* Exercise prompt *
Give back every line of the data exactly. Pictures are not part of the copy.

(Data records for software interfaces)
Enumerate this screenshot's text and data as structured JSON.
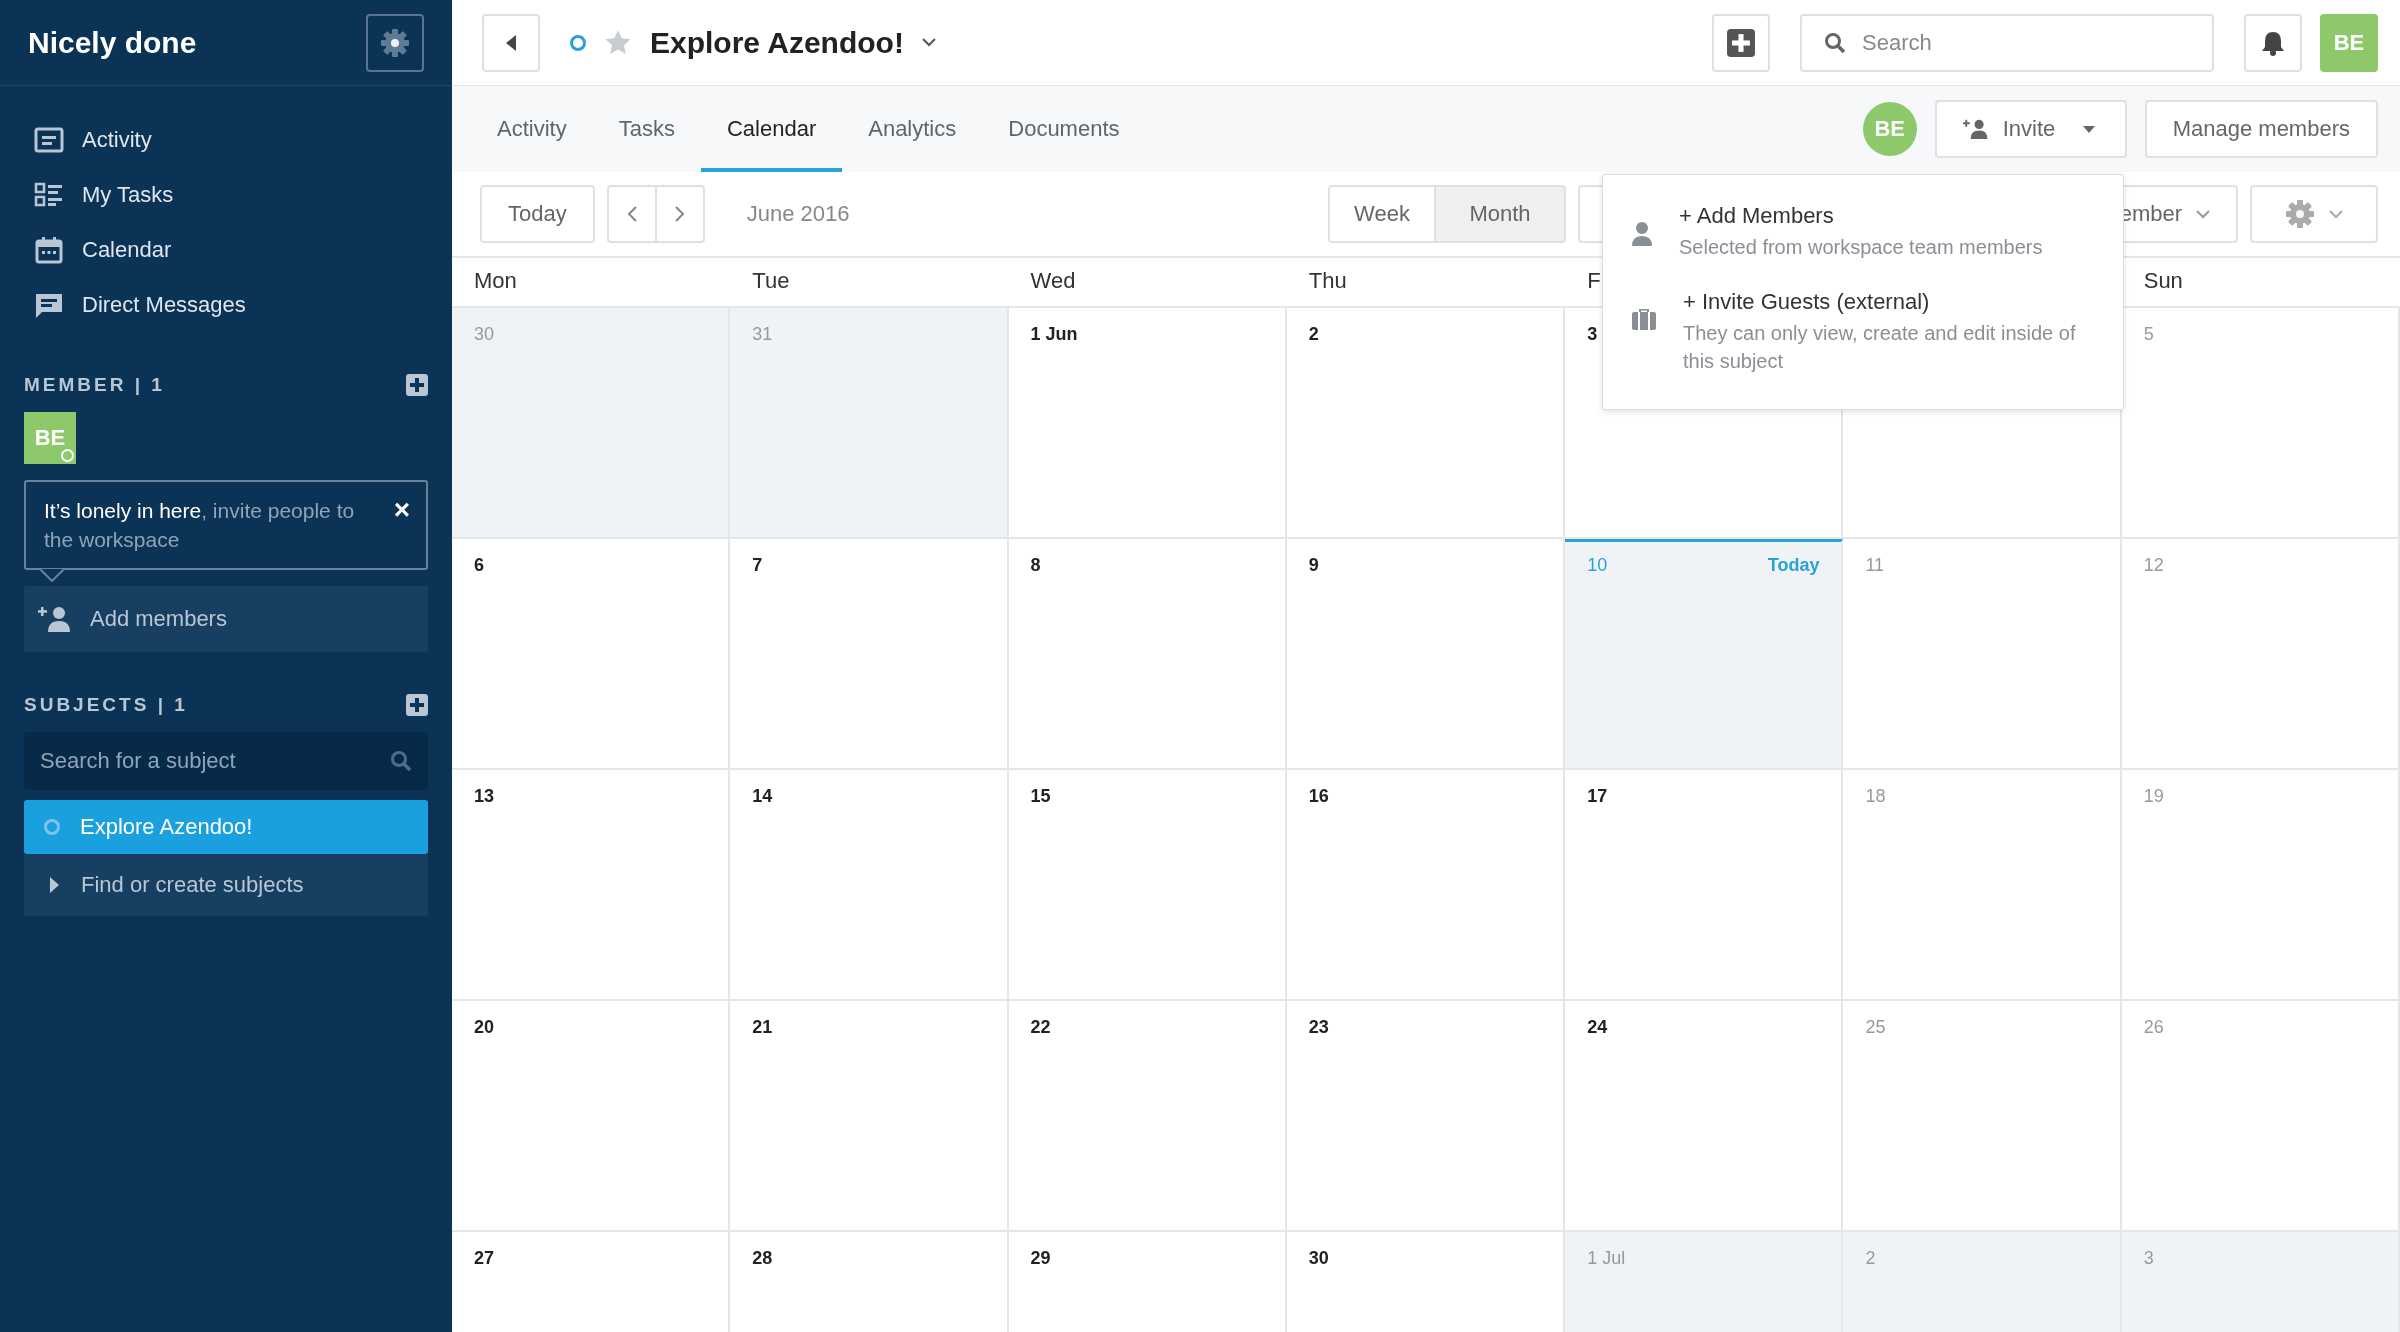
{
  "sidebar": {
    "workspace": "Nicely done",
    "nav": [
      "Activity",
      "My Tasks",
      "Calendar",
      "Direct Messages"
    ],
    "member_heading": "MEMBER | 1",
    "member_avatar": {
      "initials": "BE",
      "online": true
    },
    "hint": {
      "text": "**It’s lonely in here**, invite people to the workspace",
      "close": "×"
    },
    "add_members": "Add members",
    "subjects_heading": "SUBJECTS | 1",
    "subject_search": {
      "placeholder": "Search for a subject"
    },
    "subjects": [
      {
        "label": "Explore Azendoo!",
        "selected": true
      }
    ],
    "find_subjects": "Find or create subjects"
  },
  "header": {
    "title": "Explore Azendoo!",
    "starred": false,
    "search": {
      "placeholder": "Search"
    },
    "avatar": "BE"
  },
  "tabs": [
    {
      "label": "Activity",
      "selected": false
    },
    {
      "label": "Tasks",
      "selected": false
    },
    {
      "label": "Calendar",
      "selected": true
    },
    {
      "label": "Analytics",
      "selected": false
    },
    {
      "label": "Documents",
      "selected": false
    }
  ],
  "members_bar": {
    "avatar": "BE",
    "invite": "Invite",
    "manage": "Manage members"
  },
  "toolbar": {
    "today": "Today",
    "period": "June 2016",
    "views": [
      {
        "label": "Week",
        "selected": false
      },
      {
        "label": "Month",
        "selected": true
      }
    ],
    "filter": "ember"
  },
  "invite_menu": [
    {
      "title": "+ Add Members",
      "subtitle": "Selected from workspace team members"
    },
    {
      "title": "+ Invite Guests (external)",
      "subtitle": "They can only view, create and edit inside of this subject"
    }
  ],
  "calendar": {
    "weekdays": [
      "Mon",
      "Tue",
      "Wed",
      "Thu",
      "F"
    ],
    "weekend_days": [
      "Sun"
    ],
    "weeks": [
      [
        {
          "day": "30",
          "kind": "outside"
        },
        {
          "day": "31",
          "kind": "outside"
        },
        {
          "day": "1 Jun",
          "kind": "weekday"
        },
        {
          "day": "2",
          "kind": "weekday"
        },
        {
          "day": "3",
          "kind": "weekday"
        },
        {
          "kind": "weekend"
        },
        {
          "day": "5",
          "kind": "weekend"
        }
      ],
      [
        {
          "day": "6",
          "kind": "weekday"
        },
        {
          "day": "7",
          "kind": "weekday"
        },
        {
          "day": "8",
          "kind": "weekday"
        },
        {
          "day": "9",
          "kind": "weekday"
        },
        {
          "day": "10",
          "kind": "today",
          "label": "Today"
        },
        {
          "day": "11",
          "kind": "weekend"
        },
        {
          "day": "12",
          "kind": "weekend"
        }
      ],
      [
        {
          "day": "13",
          "kind": "weekday"
        },
        {
          "day": "14",
          "kind": "weekday"
        },
        {
          "day": "15",
          "kind": "weekday"
        },
        {
          "day": "16",
          "kind": "weekday"
        },
        {
          "day": "17",
          "kind": "weekday"
        },
        {
          "day": "18",
          "kind": "weekend"
        },
        {
          "day": "19",
          "kind": "weekend"
        }
      ],
      [
        {
          "day": "20",
          "kind": "weekday"
        },
        {
          "day": "21",
          "kind": "weekday"
        },
        {
          "day": "22",
          "kind": "weekday"
        },
        {
          "day": "23",
          "kind": "weekday"
        },
        {
          "day": "24",
          "kind": "weekday"
        },
        {
          "day": "25",
          "kind": "weekend"
        },
        {
          "day": "26",
          "kind": "weekend"
        }
      ],
      [
        {
          "day": "27",
          "kind": "weekday"
        },
        {
          "day": "28",
          "kind": "weekday"
        },
        {
          "day": "29",
          "kind": "weekday"
        },
        {
          "day": "30",
          "kind": "weekday"
        },
        {
          "day": "1 Jul",
          "kind": "outside"
        },
        {
          "day": "2",
          "kind": "outside"
        },
        {
          "day": "3",
          "kind": "outside"
        }
      ]
    ]
  }
}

* Finished exercise *
Enumerate this screenshot's text and data as structured JSON.
{
  "sidebar": {
    "workspace": "Nicely done",
    "nav": [
      "Activity",
      "My Tasks",
      "Calendar",
      "Direct Messages"
    ],
    "member_heading": "MEMBER | 1",
    "member_avatar": {
      "initials": "BE",
      "online": true
    },
    "hint": {
      "text": "**It’s lonely in here**, invite people to the workspace",
      "close": "×"
    },
    "add_members": "Add members",
    "subjects_heading": "SUBJECTS | 1",
    "subject_search": {
      "placeholder": "Search for a subject"
    },
    "subjects": [
      {
        "label": "Explore Azendoo!",
        "selected": true
      }
    ],
    "find_subjects": "Find or create subjects"
  },
  "header": {
    "title": "Explore Azendoo!",
    "starred": false,
    "search": {
      "placeholder": "Search"
    },
    "avatar": "BE"
  },
  "tabs": [
    {
      "label": "Activity",
      "selected": false
    },
    {
      "label": "Tasks",
      "selected": false
    },
    {
      "label": "Calendar",
      "selected": true
    },
    {
      "label": "Analytics",
      "selected": false
    },
    {
      "label": "Documents",
      "selected": false
    }
  ],
  "members_bar": {
    "avatar": "BE",
    "invite": "Invite",
    "manage": "Manage members"
  },
  "toolbar": {
    "today": "Today",
    "period": "June 2016",
    "views": [
      {
        "label": "Week",
        "selected": false
      },
      {
        "label": "Month",
        "selected": true
      }
    ],
    "filter": "ember"
  },
  "invite_menu": [
    {
      "title": "+ Add Members",
      "subtitle": "Selected from workspace team members"
    },
    {
      "title": "+ Invite Guests (external)",
      "subtitle": "They can only view, create and edit inside of this subject"
    }
  ],
  "calendar": {
    "weekdays": [
      "Mon",
      "Tue",
      "Wed",
      "Thu",
      "F"
    ],
    "weekend_days": [
      "Sun"
    ],
    "weeks": [
      [
        {
          "day": "30",
          "kind": "outside"
        },
        {
          "day": "31",
          "kind": "outside"
        },
        {
          "day": "1 Jun",
          "kind": "weekday"
        },
        {
          "day": "2",
          "kind": "weekday"
        },
        {
          "day": "3",
          "kind": "weekday"
        },
        {
          "kind": "weekend"
        },
        {
          "day": "5",
          "kind": "weekend"
        }
      ],
      [
        {
          "day": "6",
          "kind": "weekday"
        },
        {
          "day": "7",
          "kind": "weekday"
        },
        {
          "day": "8",
          "kind": "weekday"
        },
        {
          "day": "9",
          "kind": "weekday"
        },
        {
          "day": "10",
          "kind": "today",
          "label": "Today"
        },
        {
          "day": "11",
          "kind": "weekend"
        },
        {
          "day": "12",
          "kind": "weekend"
        }
      ],
      [
        {
          "day": "13",
          "kind": "weekday"
        },
        {
          "day": "14",
          "kind": "weekday"
        },
        {
          "day": "15",
          "kind": "weekday"
        },
        {
          "day": "16",
          "kind": "weekday"
        },
        {
          "day": "17",
          "kind": "weekday"
        },
        {
          "day": "18",
          "kind": "weekend"
        },
        {
          "day": "19",
          "kind": "weekend"
        }
      ],
      [
        {
          "day": "20",
          "kind": "weekday"
        },
        {
          "day": "21",
          "kind": "weekday"
        },
        {
          "day": "22",
          "kind": "weekday"
        },
        {
          "day": "23",
          "kind": "weekday"
        },
        {
          "day": "24",
          "kind": "weekday"
        },
        {
          "day": "25",
          "kind": "weekend"
        },
        {
          "day": "26",
          "kind": "weekend"
        }
      ],
      [
        {
          "day": "27",
          "kind": "weekday"
        },
        {
          "day": "28",
          "kind": "weekday"
        },
        {
          "day": "29",
          "kind": "weekday"
        },
        {
          "day": "30",
          "kind": "weekday"
        },
        {
          "day": "1 Jul",
          "kind": "outside"
        },
        {
          "day": "2",
          "kind": "outside"
        },
        {
          "day": "3",
          "kind": "outside"
        }
      ]
    ]
  }
}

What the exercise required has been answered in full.